# Work task:
Show all lines from the records below in which the string "item" is present.

# Given data:
○ ○ ○ ○

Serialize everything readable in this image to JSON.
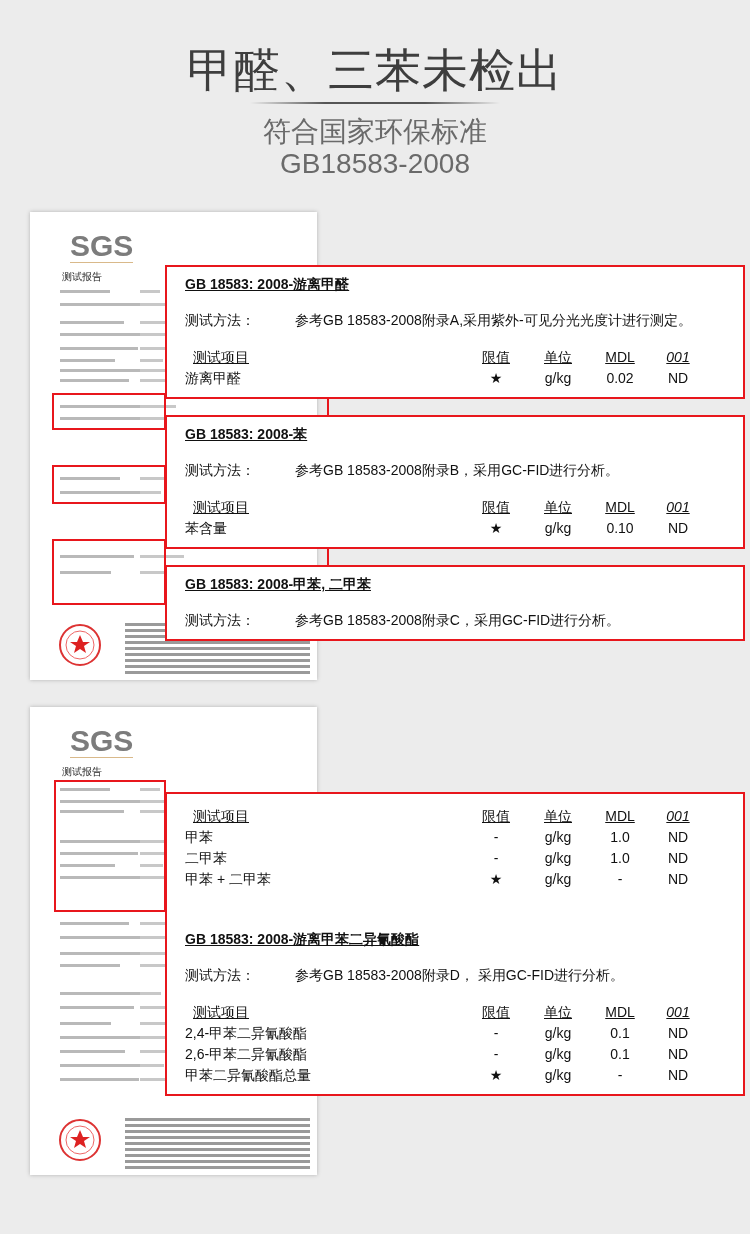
{
  "header": {
    "title": "甲醛、三苯未检出",
    "subtitle": "符合国家环保标准",
    "standard": "GB18583-2008"
  },
  "reports": [
    {
      "logo": "SGS",
      "heading": "测试报告",
      "callouts": [
        {
          "sections": [
            {
              "title": "GB 18583: 2008-游离甲醛",
              "method_label": "测试方法：",
              "method": "参考GB 18583-2008附录A,采用紫外-可见分光光度计进行测定。",
              "columns": [
                "测试项目",
                "限值",
                "单位",
                "MDL",
                "001"
              ],
              "rows": [
                {
                  "item": "游离甲醛",
                  "limit": "★",
                  "unit": "g/kg",
                  "mdl": "0.02",
                  "result": "ND"
                }
              ]
            }
          ]
        },
        {
          "sections": [
            {
              "title": "GB 18583: 2008-苯",
              "method_label": "测试方法：",
              "method": "参考GB 18583-2008附录B，采用GC-FID进行分析。",
              "columns": [
                "测试项目",
                "限值",
                "单位",
                "MDL",
                "001"
              ],
              "rows": [
                {
                  "item": "苯含量",
                  "limit": "★",
                  "unit": "g/kg",
                  "mdl": "0.10",
                  "result": "ND"
                }
              ]
            }
          ]
        },
        {
          "sections": [
            {
              "title": "GB 18583: 2008-甲苯, 二甲苯",
              "method_label": "测试方法：",
              "method": "参考GB 18583-2008附录C，采用GC-FID进行分析。"
            }
          ]
        }
      ]
    },
    {
      "logo": "SGS",
      "heading": "测试报告",
      "callouts": [
        {
          "sections": [
            {
              "columns": [
                "测试项目",
                "限值",
                "单位",
                "MDL",
                "001"
              ],
              "rows": [
                {
                  "item": "甲苯",
                  "limit": "-",
                  "unit": "g/kg",
                  "mdl": "1.0",
                  "result": "ND"
                },
                {
                  "item": "二甲苯",
                  "limit": "-",
                  "unit": "g/kg",
                  "mdl": "1.0",
                  "result": "ND"
                },
                {
                  "item": "甲苯 + 二甲苯",
                  "limit": "★",
                  "unit": "g/kg",
                  "mdl": "-",
                  "result": "ND"
                }
              ]
            },
            {
              "title": "GB 18583: 2008-游离甲苯二异氰酸酯",
              "method_label": "测试方法：",
              "method": "参考GB 18583-2008附录D， 采用GC-FID进行分析。",
              "columns": [
                "测试项目",
                "限值",
                "单位",
                "MDL",
                "001"
              ],
              "rows": [
                {
                  "item": "2,4-甲苯二异氰酸酯",
                  "limit": "-",
                  "unit": "g/kg",
                  "mdl": "0.1",
                  "result": "ND"
                },
                {
                  "item": "2,6-甲苯二异氰酸酯",
                  "limit": "-",
                  "unit": "g/kg",
                  "mdl": "0.1",
                  "result": "ND"
                },
                {
                  "item": "甲苯二异氰酸酯总量",
                  "limit": "★",
                  "unit": "g/kg",
                  "mdl": "-",
                  "result": "ND"
                }
              ]
            }
          ]
        }
      ]
    }
  ]
}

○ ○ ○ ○

# Result of the exercise:
                  "item": "游离甲醛",
                  "item": "苯含量",
                  "item": "甲苯",
                  "item": "二甲苯",
                  "item": "甲苯 + 二甲苯",
                  "item": "2,4-甲苯二异氰酸酯",
                  "item": "2,6-甲苯二异氰酸酯",
                  "item": "甲苯二异氰酸酯总量",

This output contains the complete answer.